[The Story] Mother’s Day Moments

Mother’s Day for the Lanchester family is an important celebration. Like Father’s Day, and everyone’s birthday, it’s more than just an excuse for Trishna (left) to take photos of her newborn niece Alejandría (“Allie Pally”). It’s a time to reconnect, fortify long-term goals, work through any lingering problems that might need attention, and celebrate the matriarchal side of the family. Let’s explore how Mother’s Days might feel in the first few years of “The Story.”

Spoiler Warning Scale: Minor (hypotheticals, character development)
WANNA READ ABOUT SOME COOL MOMS AND POTENTIAL MOMS? CLICK HERE TO KEEP ON READING!

[The Story] Entertaining Solo Hobbies

The introductory conflict of “The Story” is how two social outcasts, John (left) and Trishna (right), want to develop their relationship yet can’t due to geographic distance. It’s not spoiling this conflict to say they do meet, since this conflict is the narrative introduction deemed “The Scene,” and it’s a convenient inference. If their natural inclination then is spending all of their time together, after spending years physically apart, would they even have separate hobbies?

Spoiler Warning Scale: Minor (character development) WANNA CONSIDER HOW WE MIGHT OVERSATURATE OURSELVES BY SOAKING IN TOO MUCH OF ONE THING? CLICK HERE TO KEEP ON READING!

[The Story] Painting as Teamwork

While painting this inconsequential accent wall, I thought about how Trishna (left) and John (right) might paint in “The Story.” Trishna might lock her breaks, dip her roller with extension pole into a paint tray, paint one section, move, and repeat. John might then get the finer details along the corners.

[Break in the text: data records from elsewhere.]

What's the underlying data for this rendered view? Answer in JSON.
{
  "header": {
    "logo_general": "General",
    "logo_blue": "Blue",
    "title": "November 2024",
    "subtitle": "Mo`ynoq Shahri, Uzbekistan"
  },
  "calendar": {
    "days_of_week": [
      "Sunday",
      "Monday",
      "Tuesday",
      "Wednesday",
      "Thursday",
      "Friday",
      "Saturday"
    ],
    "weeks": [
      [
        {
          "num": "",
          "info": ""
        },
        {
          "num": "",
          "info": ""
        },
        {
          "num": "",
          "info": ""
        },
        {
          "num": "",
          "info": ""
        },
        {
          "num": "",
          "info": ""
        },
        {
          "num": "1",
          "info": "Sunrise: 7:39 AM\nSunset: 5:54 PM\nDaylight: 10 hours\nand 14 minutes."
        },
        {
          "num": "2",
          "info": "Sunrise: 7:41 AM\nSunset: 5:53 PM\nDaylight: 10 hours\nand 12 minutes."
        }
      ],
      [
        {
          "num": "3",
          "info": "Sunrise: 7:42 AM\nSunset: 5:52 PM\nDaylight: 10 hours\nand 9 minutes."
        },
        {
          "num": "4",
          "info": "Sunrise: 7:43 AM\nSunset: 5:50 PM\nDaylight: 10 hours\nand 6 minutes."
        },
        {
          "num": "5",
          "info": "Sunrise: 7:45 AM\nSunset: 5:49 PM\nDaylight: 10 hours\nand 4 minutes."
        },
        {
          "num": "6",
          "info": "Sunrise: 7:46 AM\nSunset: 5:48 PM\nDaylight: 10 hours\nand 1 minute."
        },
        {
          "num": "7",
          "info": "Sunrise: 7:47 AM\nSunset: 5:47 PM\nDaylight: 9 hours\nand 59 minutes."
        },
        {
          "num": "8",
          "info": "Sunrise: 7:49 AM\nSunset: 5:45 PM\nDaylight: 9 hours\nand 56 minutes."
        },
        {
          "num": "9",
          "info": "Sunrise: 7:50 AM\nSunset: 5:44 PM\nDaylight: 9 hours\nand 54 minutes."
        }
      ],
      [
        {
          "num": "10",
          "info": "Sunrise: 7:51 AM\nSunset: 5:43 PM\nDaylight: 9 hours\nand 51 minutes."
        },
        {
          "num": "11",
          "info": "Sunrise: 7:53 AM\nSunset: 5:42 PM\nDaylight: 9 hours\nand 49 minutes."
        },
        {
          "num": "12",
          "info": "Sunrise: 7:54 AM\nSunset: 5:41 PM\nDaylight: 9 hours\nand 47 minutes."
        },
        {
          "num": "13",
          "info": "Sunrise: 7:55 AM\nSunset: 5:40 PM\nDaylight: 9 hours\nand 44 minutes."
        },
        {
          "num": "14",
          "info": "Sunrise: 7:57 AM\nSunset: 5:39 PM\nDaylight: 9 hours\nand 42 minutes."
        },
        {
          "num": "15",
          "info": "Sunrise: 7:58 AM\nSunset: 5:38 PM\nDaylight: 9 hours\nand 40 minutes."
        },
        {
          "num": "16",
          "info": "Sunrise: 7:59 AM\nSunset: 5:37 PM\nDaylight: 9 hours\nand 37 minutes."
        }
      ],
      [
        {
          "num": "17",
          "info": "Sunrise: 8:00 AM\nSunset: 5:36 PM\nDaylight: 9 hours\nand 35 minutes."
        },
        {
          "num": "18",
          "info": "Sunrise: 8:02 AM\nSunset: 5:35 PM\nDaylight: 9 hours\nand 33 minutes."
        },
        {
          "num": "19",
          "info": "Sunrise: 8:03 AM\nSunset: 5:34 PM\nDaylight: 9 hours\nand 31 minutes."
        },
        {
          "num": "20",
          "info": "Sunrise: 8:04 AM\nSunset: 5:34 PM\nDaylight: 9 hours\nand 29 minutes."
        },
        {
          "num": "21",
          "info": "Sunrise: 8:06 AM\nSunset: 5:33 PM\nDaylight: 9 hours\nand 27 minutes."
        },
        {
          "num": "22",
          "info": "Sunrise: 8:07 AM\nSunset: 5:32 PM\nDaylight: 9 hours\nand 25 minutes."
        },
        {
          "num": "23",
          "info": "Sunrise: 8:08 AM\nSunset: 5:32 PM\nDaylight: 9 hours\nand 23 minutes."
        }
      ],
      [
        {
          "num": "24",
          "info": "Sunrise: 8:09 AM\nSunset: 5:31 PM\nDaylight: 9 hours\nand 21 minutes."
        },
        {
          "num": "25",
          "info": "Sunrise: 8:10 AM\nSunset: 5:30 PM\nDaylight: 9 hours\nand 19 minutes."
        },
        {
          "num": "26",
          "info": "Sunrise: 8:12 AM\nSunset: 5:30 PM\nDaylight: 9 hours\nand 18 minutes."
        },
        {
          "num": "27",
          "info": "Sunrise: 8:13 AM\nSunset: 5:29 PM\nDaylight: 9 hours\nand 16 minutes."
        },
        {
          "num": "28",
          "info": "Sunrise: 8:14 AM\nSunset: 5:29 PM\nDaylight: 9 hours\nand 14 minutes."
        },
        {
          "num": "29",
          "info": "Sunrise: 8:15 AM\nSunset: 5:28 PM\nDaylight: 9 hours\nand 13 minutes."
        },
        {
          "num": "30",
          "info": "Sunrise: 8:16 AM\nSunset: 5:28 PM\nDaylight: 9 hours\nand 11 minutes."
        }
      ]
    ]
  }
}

Since painting takes preparation, planning – and when working with others, teamwork, collaboration, and delegation of duties – how well would they handle any possible friction?

Spoiler Warning Scale: Minor (character development)
WANNA READ AN ACCIDENTALLY DEEP PSYCHOLOGICAL ANALYSIS PROMPTED FROM A RANDOM TASK? CLICK HERE TO KEEP ON READING!